"I'm not against using borrowed words," he added, "but they must be translated, either by their sounds or their meaning, into our native language, which is Chinese characters, or else Chinese have to learn English to understand what they read."

In his proposal to the annual session of the CPPCC National Committee, Huang made three suggestions to prevent what he considers to be "endangering the Chinese language".

First, all documents and speeches of top government officials should be written in pure Chinese, without the use of GDP, WTO or CPI.

Second, a law or regulation should be made as a guideline for the use of foreign words in publications.

Third, a national translation committee should be organized to translate foreign names and technical terms, which can then be published on a website.

Acknowledging that people increasingly like to mingle languages, Huang said:"Some of our people mistake using foreign words as being open minded and international.
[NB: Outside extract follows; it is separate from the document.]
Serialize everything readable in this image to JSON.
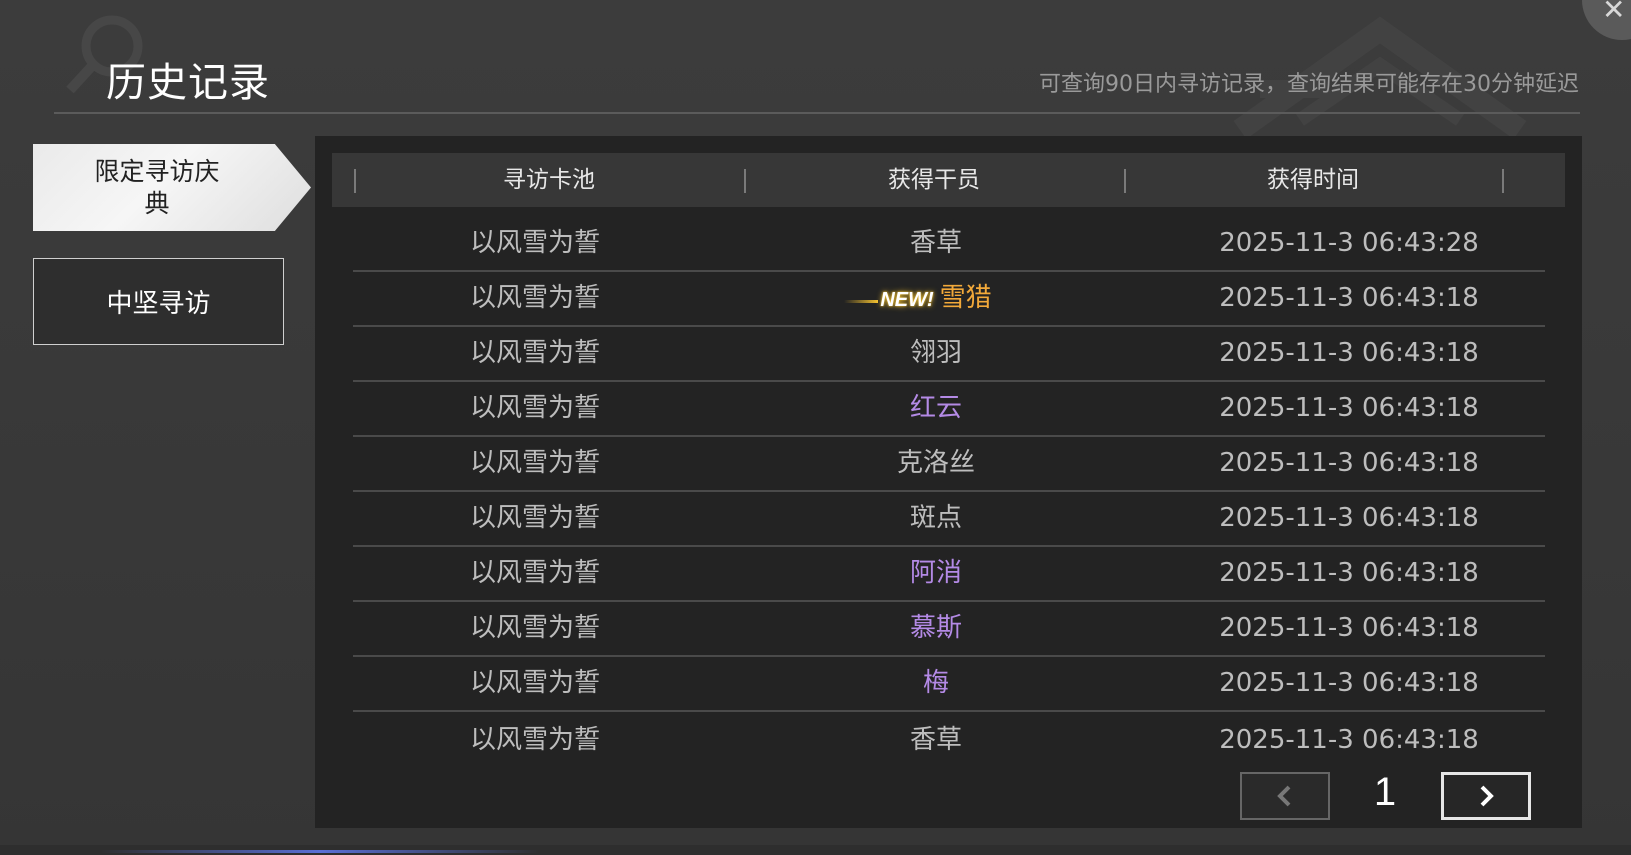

I don't think so.

"Instead, we should have confidence in our own language. You cannot expect others to respect you unless you respect yourself first. So, too, your language."

Explaining to China Daily why he worries about the English "invasion", Huang said: "As one of the most ancient languages, Chinese is now used primarily by the 1.3 billion Chinese people and it is defined by the International Federation of Translators (FIT) as a 'language of limited diffusion', as it is not influential or widely used outside the Chinese community."

While agreeing that every nation, and its people, should try to protect the purity of its own language, other experts argue that an absolute separation is neither practical or necessary.

Cai Jianfeneditor-in-chief of the Foreign Language Teaching and Research Press, also said that official publications should try to use pure Chinese as much as possible, while people should be allowed more freedom for informal occasions and works.

"I understand the worry that cultures and languages would be assimilated with globalization going on, which is already happening, yet I believe that people in general, or even writers, should be given more freedom to make their own choices", Cai told China Daily.

"It might be controversial, but language is alive. The Chinese we use today is a product of historical development and assimilation. We should trust the vitality of it," he added.